Work item >>
Every line of the data should be written out exactly, with the pictures left out.

[Dataset rows describing interfaces]

BEGIN

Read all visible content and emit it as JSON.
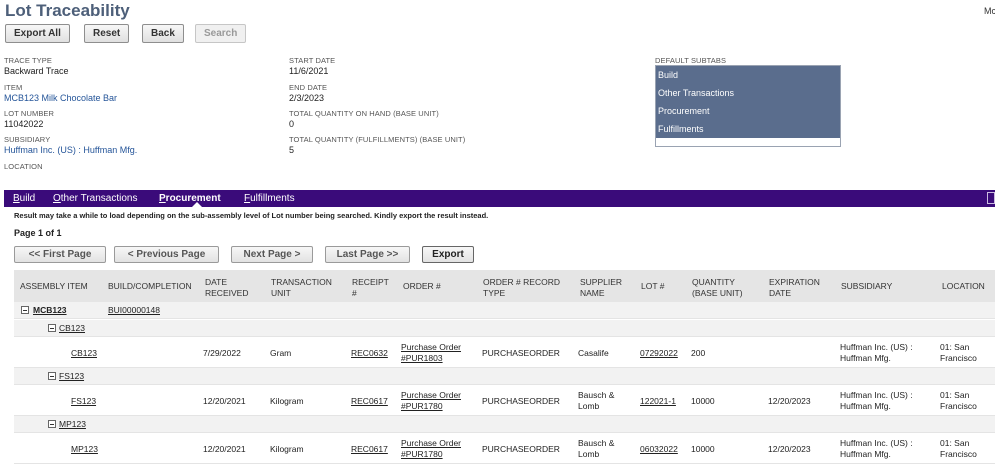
{
  "page": {
    "title": "Lot Traceability",
    "user_badge": "Mc"
  },
  "toolbar": {
    "export_all": "Export All",
    "reset": "Reset",
    "back": "Back",
    "search": "Search"
  },
  "fields": {
    "trace_type": {
      "label": "TRACE TYPE",
      "value": "Backward Trace"
    },
    "item": {
      "label": "ITEM",
      "value": "MCB123 Milk Chocolate Bar"
    },
    "lot_number": {
      "label": "LOT NUMBER",
      "value": "11042022"
    },
    "subsidiary": {
      "label": "SUBSIDIARY",
      "value": "Huffman Inc. (US) : Huffman Mfg."
    },
    "location": {
      "label": "LOCATION",
      "value": ""
    },
    "start_date": {
      "label": "START DATE",
      "value": "11/6/2021"
    },
    "end_date": {
      "label": "END DATE",
      "value": "2/3/2023"
    },
    "qty_on_hand": {
      "label": "TOTAL QUANTITY ON HAND (BASE UNIT)",
      "value": "0"
    },
    "qty_fulfillments": {
      "label": "TOTAL QUANTITY (FULFILLMENTS) (BASE UNIT)",
      "value": "5"
    }
  },
  "default_subtabs": {
    "label": "DEFAULT SUBTABS",
    "options": [
      "Build",
      "Other Transactions",
      "Procurement",
      "Fulfillments"
    ]
  },
  "tabs": [
    {
      "key": "B",
      "rest": "uild"
    },
    {
      "key": "O",
      "rest": "ther Transactions"
    },
    {
      "key": "P",
      "rest": "rocurement"
    },
    {
      "key": "F",
      "rest": "ulfillments"
    }
  ],
  "notice": "Result may take a while to load depending on the sub-assembly level of Lot number being searched. Kindly export the result instead.",
  "pagination": {
    "info": "Page 1 of 1",
    "first": "<< First Page",
    "previous": "< Previous Page",
    "next": "Next Page >",
    "last": "Last Page >>",
    "export": "Export"
  },
  "table": {
    "headers": {
      "assembly_item": "ASSEMBLY ITEM",
      "build_completion": "BUILD/COMPLETION",
      "date_received_1": "DATE",
      "date_received_2": "RECEIVED",
      "transaction_unit_1": "TRANSACTION",
      "transaction_unit_2": "UNIT",
      "receipt_1": "RECEIPT",
      "receipt_2": "#",
      "order": "ORDER #",
      "order_record_type_1": "ORDER # RECORD",
      "order_record_type_2": "TYPE",
      "supplier_name_1": "SUPPLIER",
      "supplier_name_2": "NAME",
      "lot": "LOT #",
      "quantity_1": "QUANTITY",
      "quantity_2": "(BASE UNIT)",
      "expiration_1": "EXPIRATION",
      "expiration_2": "DATE",
      "subsidiary": "SUBSIDIARY",
      "location": "LOCATION"
    },
    "top_row": {
      "assembly_item": "MCB123",
      "build_completion": "BUI00000148"
    },
    "groups": [
      {
        "name": "CB123",
        "row": {
          "item": "CB123",
          "date": "7/29/2022",
          "unit": "Gram",
          "receipt": "REC0632",
          "order_1": "Purchase Order",
          "order_2": "#PUR1803",
          "record_type": "PURCHASEORDER",
          "supplier_1": "Casalife",
          "supplier_2": "",
          "lot": "07292022",
          "quantity": "200",
          "expiration": "",
          "subsidiary_1": "Huffman Inc. (US) :",
          "subsidiary_2": "Huffman Mfg.",
          "location_1": "01: San",
          "location_2": "Francisco"
        }
      },
      {
        "name": "FS123",
        "row": {
          "item": "FS123",
          "date": "12/20/2021",
          "unit": "Kilogram",
          "receipt": "REC0617",
          "order_1": "Purchase Order",
          "order_2": "#PUR1780",
          "record_type": "PURCHASEORDER",
          "supplier_1": "Bausch &",
          "supplier_2": "Lomb",
          "lot": "122021-1",
          "quantity": "10000",
          "expiration": "12/20/2023",
          "subsidiary_1": "Huffman Inc. (US) :",
          "subsidiary_2": "Huffman Mfg.",
          "location_1": "01: San",
          "location_2": "Francisco"
        }
      },
      {
        "name": "MP123",
        "row": {
          "item": "MP123",
          "date": "12/20/2021",
          "unit": "Kilogram",
          "receipt": "REC0617",
          "order_1": "Purchase Order",
          "order_2": "#PUR1780",
          "record_type": "PURCHASEORDER",
          "supplier_1": "Bausch &",
          "supplier_2": "Lomb",
          "lot": "06032022",
          "quantity": "10000",
          "expiration": "12/20/2023",
          "subsidiary_1": "Huffman Inc. (US) :",
          "subsidiary_2": "Huffman Mfg.",
          "location_1": "01: San",
          "location_2": "Francisco"
        }
      }
    ]
  },
  "colors": {
    "title": "#4d5f79",
    "tabbar": "#3a0b7a",
    "subtab_highlight": "#5a6d8d",
    "link": "#255599"
  }
}
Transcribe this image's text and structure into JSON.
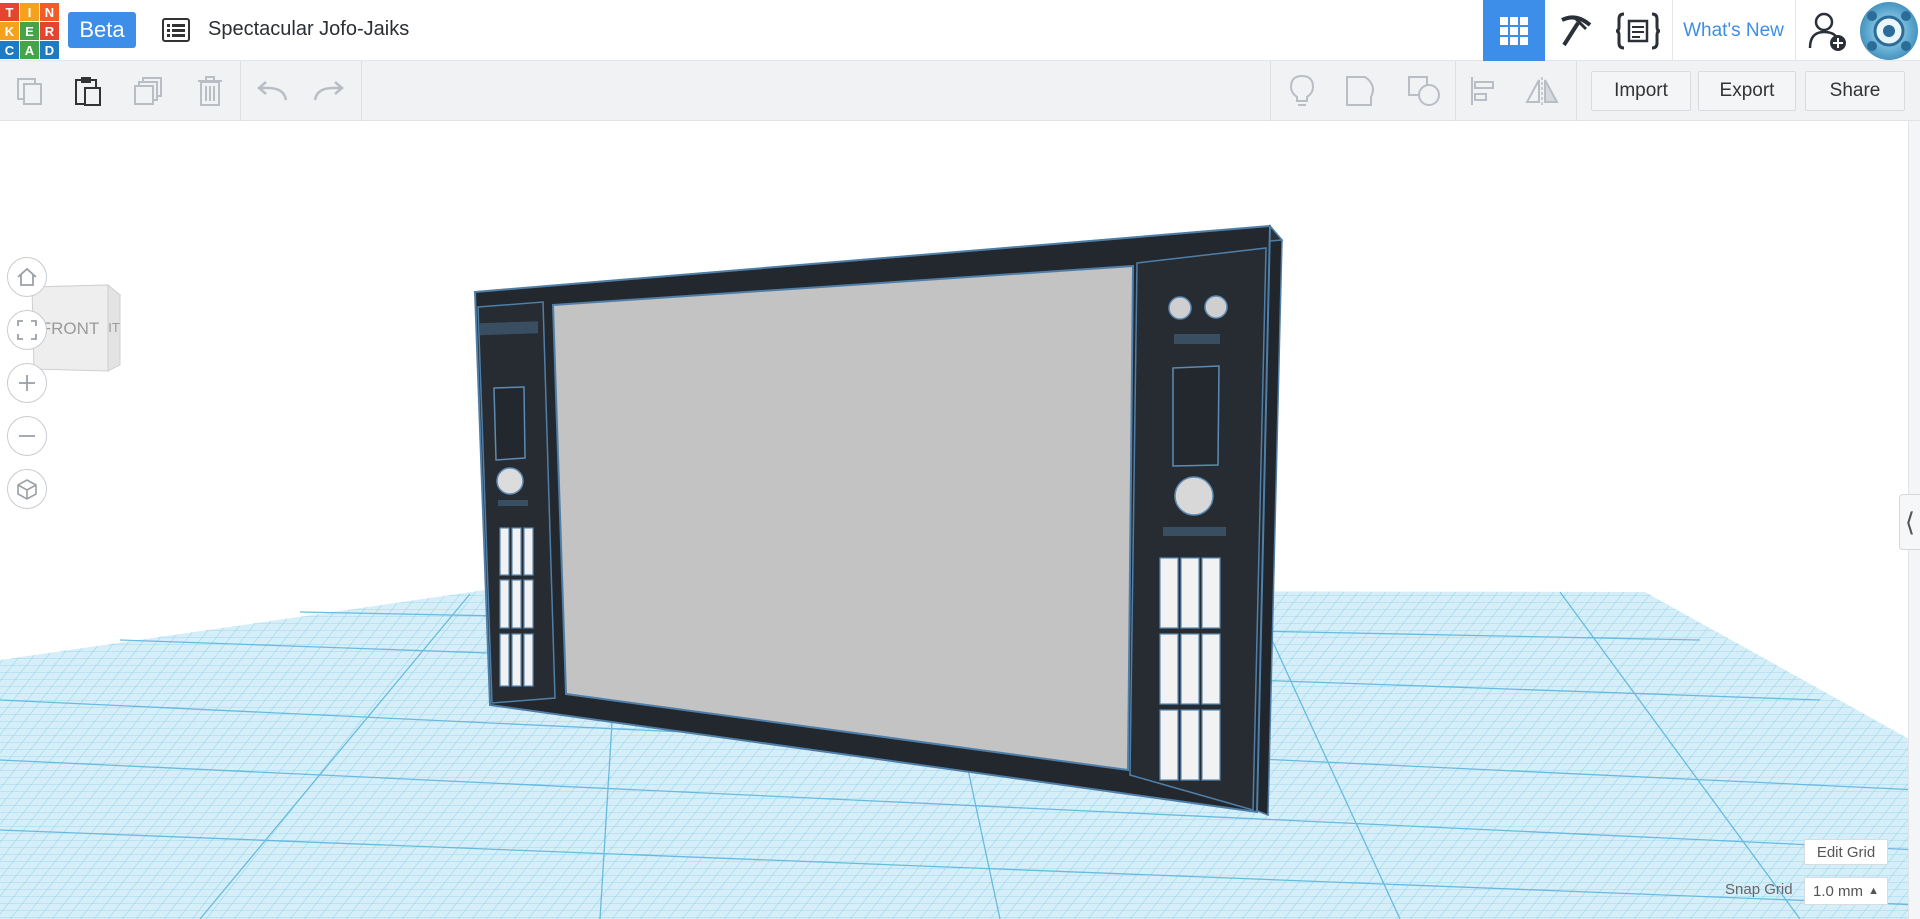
{
  "app": {
    "logo_letters": [
      "T",
      "I",
      "N",
      "K",
      "E",
      "R",
      "C",
      "A",
      "D"
    ],
    "logo_colors": [
      "#e5452f",
      "#f4a21c",
      "#f15b26",
      "#f4a21c",
      "#45a448",
      "#e5452f",
      "#1e7bc2",
      "#45a448",
      "#1e7bc2"
    ],
    "beta_label": "Beta",
    "design_title": "Spectacular Jofo-Jaiks",
    "whats_new_label": "What's New",
    "accent": "#3d8ee8"
  },
  "toolbar": {
    "import_label": "Import",
    "export_label": "Export",
    "share_label": "Share"
  },
  "viewcube": {
    "front_label": "FRONT"
  },
  "workplane": {
    "edit_grid_label": "Edit Grid",
    "snap_grid_label": "Snap Grid",
    "snap_grid_value": "1.0 mm",
    "grid_color": "#6cc2e5"
  }
}
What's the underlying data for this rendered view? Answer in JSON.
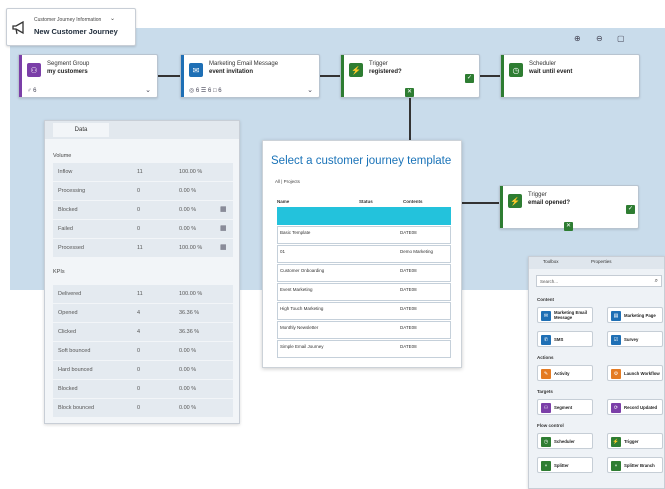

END

Exercise output >>
Read all visible content and emit it as JSON.
{
  "page": {
    "title": "Lot Traceability",
    "user_badge": "Mc"
  },
  "toolbar": {
    "export_all": "Export All",
    "reset": "Reset",
    "back": "Back",
    "search": "Search"
  },
  "fields": {
    "trace_type": {
      "label": "TRACE TYPE",
      "value": "Backward Trace"
    },
    "item": {
      "label": "ITEM",
      "value": "MCB123 Milk Chocolate Bar"
    },
    "lot_number": {
      "label": "LOT NUMBER",
      "value": "11042022"
    },
    "subsidiary": {
      "label": "SUBSIDIARY",
      "value": "Huffman Inc. (US) : Huffman Mfg."
    },
    "location": {
      "label": "LOCATION",
      "value": ""
    },
    "start_date": {
      "label": "START DATE",
      "value": "11/6/2021"
    },
    "end_date": {
      "label": "END DATE",
      "value": "2/3/2023"
    },
    "qty_on_hand": {
      "label": "TOTAL QUANTITY ON HAND (BASE UNIT)",
      "value": "0"
    },
    "qty_fulfillments": {
      "label": "TOTAL QUANTITY (FULFILLMENTS) (BASE UNIT)",
      "value": "5"
    }
  },
  "default_subtabs": {
    "label": "DEFAULT SUBTABS",
    "options": [
      "Build",
      "Other Transactions",
      "Procurement",
      "Fulfillments"
    ]
  },
  "tabs": [
    {
      "key": "B",
      "rest": "uild"
    },
    {
      "key": "O",
      "rest": "ther Transactions"
    },
    {
      "key": "P",
      "rest": "rocurement"
    },
    {
      "key": "F",
      "rest": "ulfillments"
    }
  ],
  "notice": "Result may take a while to load depending on the sub-assembly level of Lot number being searched. Kindly export the result instead.",
  "pagination": {
    "info": "Page 1 of 1",
    "first": "<< First Page",
    "previous": "< Previous Page",
    "next": "Next Page >",
    "last": "Last Page >>",
    "export": "Export"
  },
  "table": {
    "headers": {
      "assembly_item": "ASSEMBLY ITEM",
      "build_completion": "BUILD/COMPLETION",
      "date_received_1": "DATE",
      "date_received_2": "RECEIVED",
      "transaction_unit_1": "TRANSACTION",
      "transaction_unit_2": "UNIT",
      "receipt_1": "RECEIPT",
      "receipt_2": "#",
      "order": "ORDER #",
      "order_record_type_1": "ORDER # RECORD",
      "order_record_type_2": "TYPE",
      "supplier_name_1": "SUPPLIER",
      "supplier_name_2": "NAME",
      "lot": "LOT #",
      "quantity_1": "QUANTITY",
      "quantity_2": "(BASE UNIT)",
      "expiration_1": "EXPIRATION",
      "expiration_2": "DATE",
      "subsidiary": "SUBSIDIARY",
      "location": "LOCATION"
    },
    "top_row": {
      "assembly_item": "MCB123",
      "build_completion": "BUI00000148"
    },
    "groups": [
      {
        "name": "CB123",
        "row": {
          "item": "CB123",
          "date": "7/29/2022",
          "unit": "Gram",
          "receipt": "REC0632",
          "order_1": "Purchase Order",
          "order_2": "#PUR1803",
          "record_type": "PURCHASEORDER",
          "supplier_1": "Casalife",
          "supplier_2": "",
          "lot": "07292022",
          "quantity": "200",
          "expiration": "",
          "subsidiary_1": "Huffman Inc. (US) :",
          "subsidiary_2": "Huffman Mfg.",
          "location_1": "01: San",
          "location_2": "Francisco"
        }
      },
      {
        "name": "FS123",
        "row": {
          "item": "FS123",
          "date": "12/20/2021",
          "unit": "Kilogram",
          "receipt": "REC0617",
          "order_1": "Purchase Order",
          "order_2": "#PUR1780",
          "record_type": "PURCHASEORDER",
          "supplier_1": "Bausch &",
          "supplier_2": "Lomb",
          "lot": "122021-1",
          "quantity": "10000",
          "expiration": "12/20/2023",
          "subsidiary_1": "Huffman Inc. (US) :",
          "subsidiary_2": "Huffman Mfg.",
          "location_1": "01: San",
          "location_2": "Francisco"
        }
      },
      {
        "name": "MP123",
        "row": {
          "item": "MP123",
          "date": "12/20/2021",
          "unit": "Kilogram",
          "receipt": "REC0617",
          "order_1": "Purchase Order",
          "order_2": "#PUR1780",
          "record_type": "PURCHASEORDER",
          "supplier_1": "Bausch &",
          "supplier_2": "Lomb",
          "lot": "06032022",
          "quantity": "10000",
          "expiration": "12/20/2023",
          "subsidiary_1": "Huffman Inc. (US) :",
          "subsidiary_2": "Huffman Mfg.",
          "location_1": "01: San",
          "location_2": "Francisco"
        }
      }
    ]
  },
  "colors": {
    "title": "#4d5f79",
    "tabbar": "#3a0b7a",
    "subtab_highlight": "#5a6d8d",
    "link": "#255599"
  }
}
Transcribe this image's text and structure into JSON.
{
  "app": {
    "logo_letters": [
      "T",
      "I",
      "N",
      "K",
      "E",
      "R",
      "C",
      "A",
      "D"
    ],
    "logo_colors": [
      "#e5452f",
      "#f4a21c",
      "#f15b26",
      "#f4a21c",
      "#45a448",
      "#e5452f",
      "#1e7bc2",
      "#45a448",
      "#1e7bc2"
    ],
    "beta_label": "Beta",
    "design_title": "Spectacular Jofo-Jaiks",
    "whats_new_label": "What's New",
    "accent": "#3d8ee8"
  },
  "toolbar": {
    "import_label": "Import",
    "export_label": "Export",
    "share_label": "Share"
  },
  "viewcube": {
    "front_label": "FRONT"
  },
  "workplane": {
    "edit_grid_label": "Edit Grid",
    "snap_grid_label": "Snap Grid",
    "snap_grid_value": "1.0 mm",
    "grid_color": "#6cc2e5"
  }
}
What's the underlying data for this rendered view? Answer in JSON.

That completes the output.